Entries from a dataset of interfaces:

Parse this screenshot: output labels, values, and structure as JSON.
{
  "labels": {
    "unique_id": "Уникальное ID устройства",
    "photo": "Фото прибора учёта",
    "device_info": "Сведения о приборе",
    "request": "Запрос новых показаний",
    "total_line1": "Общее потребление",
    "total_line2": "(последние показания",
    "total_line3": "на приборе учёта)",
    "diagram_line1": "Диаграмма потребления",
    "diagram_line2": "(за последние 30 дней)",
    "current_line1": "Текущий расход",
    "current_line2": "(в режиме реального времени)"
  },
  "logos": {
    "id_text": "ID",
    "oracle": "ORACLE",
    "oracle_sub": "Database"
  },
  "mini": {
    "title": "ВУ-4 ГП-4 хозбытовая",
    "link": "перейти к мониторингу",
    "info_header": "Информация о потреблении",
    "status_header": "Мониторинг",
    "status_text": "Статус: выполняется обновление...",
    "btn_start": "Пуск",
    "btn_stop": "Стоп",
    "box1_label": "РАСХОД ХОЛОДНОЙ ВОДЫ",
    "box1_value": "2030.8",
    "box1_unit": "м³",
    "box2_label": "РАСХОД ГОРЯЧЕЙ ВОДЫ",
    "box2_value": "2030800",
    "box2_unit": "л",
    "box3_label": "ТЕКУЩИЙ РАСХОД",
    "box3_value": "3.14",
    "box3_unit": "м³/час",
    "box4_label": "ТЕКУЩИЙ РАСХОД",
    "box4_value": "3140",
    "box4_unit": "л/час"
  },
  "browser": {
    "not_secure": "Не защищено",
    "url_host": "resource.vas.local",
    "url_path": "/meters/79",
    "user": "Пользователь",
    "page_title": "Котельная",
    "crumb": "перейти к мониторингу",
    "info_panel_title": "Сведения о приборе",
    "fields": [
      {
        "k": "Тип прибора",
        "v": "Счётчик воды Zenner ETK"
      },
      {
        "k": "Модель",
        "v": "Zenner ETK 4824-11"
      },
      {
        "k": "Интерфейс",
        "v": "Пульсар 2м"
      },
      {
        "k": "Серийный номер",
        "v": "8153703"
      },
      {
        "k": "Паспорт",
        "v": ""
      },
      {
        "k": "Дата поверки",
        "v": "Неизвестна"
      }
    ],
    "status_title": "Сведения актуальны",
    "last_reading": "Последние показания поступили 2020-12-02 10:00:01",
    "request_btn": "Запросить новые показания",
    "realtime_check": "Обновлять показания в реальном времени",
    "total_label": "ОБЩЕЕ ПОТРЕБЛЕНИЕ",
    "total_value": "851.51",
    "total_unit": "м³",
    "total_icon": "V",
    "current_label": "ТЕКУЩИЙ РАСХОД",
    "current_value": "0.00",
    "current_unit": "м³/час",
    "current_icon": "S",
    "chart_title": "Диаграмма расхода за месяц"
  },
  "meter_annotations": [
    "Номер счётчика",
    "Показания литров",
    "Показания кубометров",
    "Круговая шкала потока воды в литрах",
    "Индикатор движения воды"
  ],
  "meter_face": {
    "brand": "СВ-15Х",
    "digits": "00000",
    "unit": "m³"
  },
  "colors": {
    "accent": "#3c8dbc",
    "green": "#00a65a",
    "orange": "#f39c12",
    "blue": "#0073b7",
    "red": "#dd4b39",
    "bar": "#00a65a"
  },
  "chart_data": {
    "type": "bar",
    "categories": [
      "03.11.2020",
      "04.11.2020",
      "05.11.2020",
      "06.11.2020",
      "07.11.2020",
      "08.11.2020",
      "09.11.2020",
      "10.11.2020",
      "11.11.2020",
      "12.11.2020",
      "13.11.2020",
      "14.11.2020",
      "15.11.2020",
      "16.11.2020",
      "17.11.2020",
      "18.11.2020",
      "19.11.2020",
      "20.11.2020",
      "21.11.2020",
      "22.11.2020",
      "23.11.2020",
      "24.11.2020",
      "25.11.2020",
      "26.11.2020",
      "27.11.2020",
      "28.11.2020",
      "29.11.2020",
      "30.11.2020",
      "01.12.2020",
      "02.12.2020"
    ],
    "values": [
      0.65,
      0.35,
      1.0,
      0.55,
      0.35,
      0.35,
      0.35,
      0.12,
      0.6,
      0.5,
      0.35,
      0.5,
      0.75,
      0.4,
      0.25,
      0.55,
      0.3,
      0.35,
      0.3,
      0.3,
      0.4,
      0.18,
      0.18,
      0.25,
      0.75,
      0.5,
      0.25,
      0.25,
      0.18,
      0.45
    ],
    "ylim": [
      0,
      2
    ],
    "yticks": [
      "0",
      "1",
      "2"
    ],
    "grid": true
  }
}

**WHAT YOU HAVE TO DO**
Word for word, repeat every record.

**ANSWER FOR THIS EXERCISE**
Parse this screenshot: output labels, values, and structure as JSON.
{
  "labels": {
    "unique_id": "Уникальное ID устройства",
    "photo": "Фото прибора учёта",
    "device_info": "Сведения о приборе",
    "request": "Запрос новых показаний",
    "total_line1": "Общее потребление",
    "total_line2": "(последние показания",
    "total_line3": "на приборе учёта)",
    "diagram_line1": "Диаграмма потребления",
    "diagram_line2": "(за последние 30 дней)",
    "current_line1": "Текущий расход",
    "current_line2": "(в режиме реального времени)"
  },
  "logos": {
    "id_text": "ID",
    "oracle": "ORACLE",
    "oracle_sub": "Database"
  },
  "mini": {
    "title": "ВУ-4 ГП-4 хозбытовая",
    "link": "перейти к мониторингу",
    "info_header": "Информация о потреблении",
    "status_header": "Мониторинг",
    "status_text": "Статус: выполняется обновление...",
    "btn_start": "Пуск",
    "btn_stop": "Стоп",
    "box1_label": "РАСХОД ХОЛОДНОЙ ВОДЫ",
    "box1_value": "2030.8",
    "box1_unit": "м³",
    "box2_label": "РАСХОД ГОРЯЧЕЙ ВОДЫ",
    "box2_value": "2030800",
    "box2_unit": "л",
    "box3_label": "ТЕКУЩИЙ РАСХОД",
    "box3_value": "3.14",
    "box3_unit": "м³/час",
    "box4_label": "ТЕКУЩИЙ РАСХОД",
    "box4_value": "3140",
    "box4_unit": "л/час"
  },
  "browser": {
    "not_secure": "Не защищено",
    "url_host": "resource.vas.local",
    "url_path": "/meters/79",
    "user": "Пользователь",
    "page_title": "Котельная",
    "crumb": "перейти к мониторингу",
    "info_panel_title": "Сведения о приборе",
    "fields": [
      {
        "k": "Тип прибора",
        "v": "Счётчик воды Zenner ETK"
      },
      {
        "k": "Модель",
        "v": "Zenner ETK 4824-11"
      },
      {
        "k": "Интерфейс",
        "v": "Пульсар 2м"
      },
      {
        "k": "Серийный номер",
        "v": "8153703"
      },
      {
        "k": "Паспорт",
        "v": ""
      },
      {
        "k": "Дата поверки",
        "v": "Неизвестна"
      }
    ],
    "status_title": "Сведения актуальны",
    "last_reading": "Последние показания поступили 2020-12-02 10:00:01",
    "request_btn": "Запросить новые показания",
    "realtime_check": "Обновлять показания в реальном времени",
    "total_label": "ОБЩЕЕ ПОТРЕБЛЕНИЕ",
    "total_value": "851.51",
    "total_unit": "м³",
    "total_icon": "V",
    "current_label": "ТЕКУЩИЙ РАСХОД",
    "current_value": "0.00",
    "current_unit": "м³/час",
    "current_icon": "S",
    "chart_title": "Диаграмма расхода за месяц"
  },
  "meter_annotations": [
    "Номер счётчика",
    "Показания литров",
    "Показания кубометров",
    "Круговая шкала потока воды в литрах",
    "Индикатор движения воды"
  ],
  "meter_face": {
    "brand": "СВ-15Х",
    "digits": "00000",
    "unit": "m³"
  },
  "colors": {
    "accent": "#3c8dbc",
    "green": "#00a65a",
    "orange": "#f39c12",
    "blue": "#0073b7",
    "red": "#dd4b39",
    "bar": "#00a65a"
  },
  "chart_data": {
    "type": "bar",
    "categories": [
      "03.11.2020",
      "04.11.2020",
      "05.11.2020",
      "06.11.2020",
      "07.11.2020",
      "08.11.2020",
      "09.11.2020",
      "10.11.2020",
      "11.11.2020",
      "12.11.2020",
      "13.11.2020",
      "14.11.2020",
      "15.11.2020",
      "16.11.2020",
      "17.11.2020",
      "18.11.2020",
      "19.11.2020",
      "20.11.2020",
      "21.11.2020",
      "22.11.2020",
      "23.11.2020",
      "24.11.2020",
      "25.11.2020",
      "26.11.2020",
      "27.11.2020",
      "28.11.2020",
      "29.11.2020",
      "30.11.2020",
      "01.12.2020",
      "02.12.2020"
    ],
    "values": [
      0.65,
      0.35,
      1.0,
      0.55,
      0.35,
      0.35,
      0.35,
      0.12,
      0.6,
      0.5,
      0.35,
      0.5,
      0.75,
      0.4,
      0.25,
      0.55,
      0.3,
      0.35,
      0.3,
      0.3,
      0.4,
      0.18,
      0.18,
      0.25,
      0.75,
      0.5,
      0.25,
      0.25,
      0.18,
      0.45
    ],
    "ylim": [
      0,
      2
    ],
    "yticks": [
      "0",
      "1",
      "2"
    ],
    "grid": true
  }
}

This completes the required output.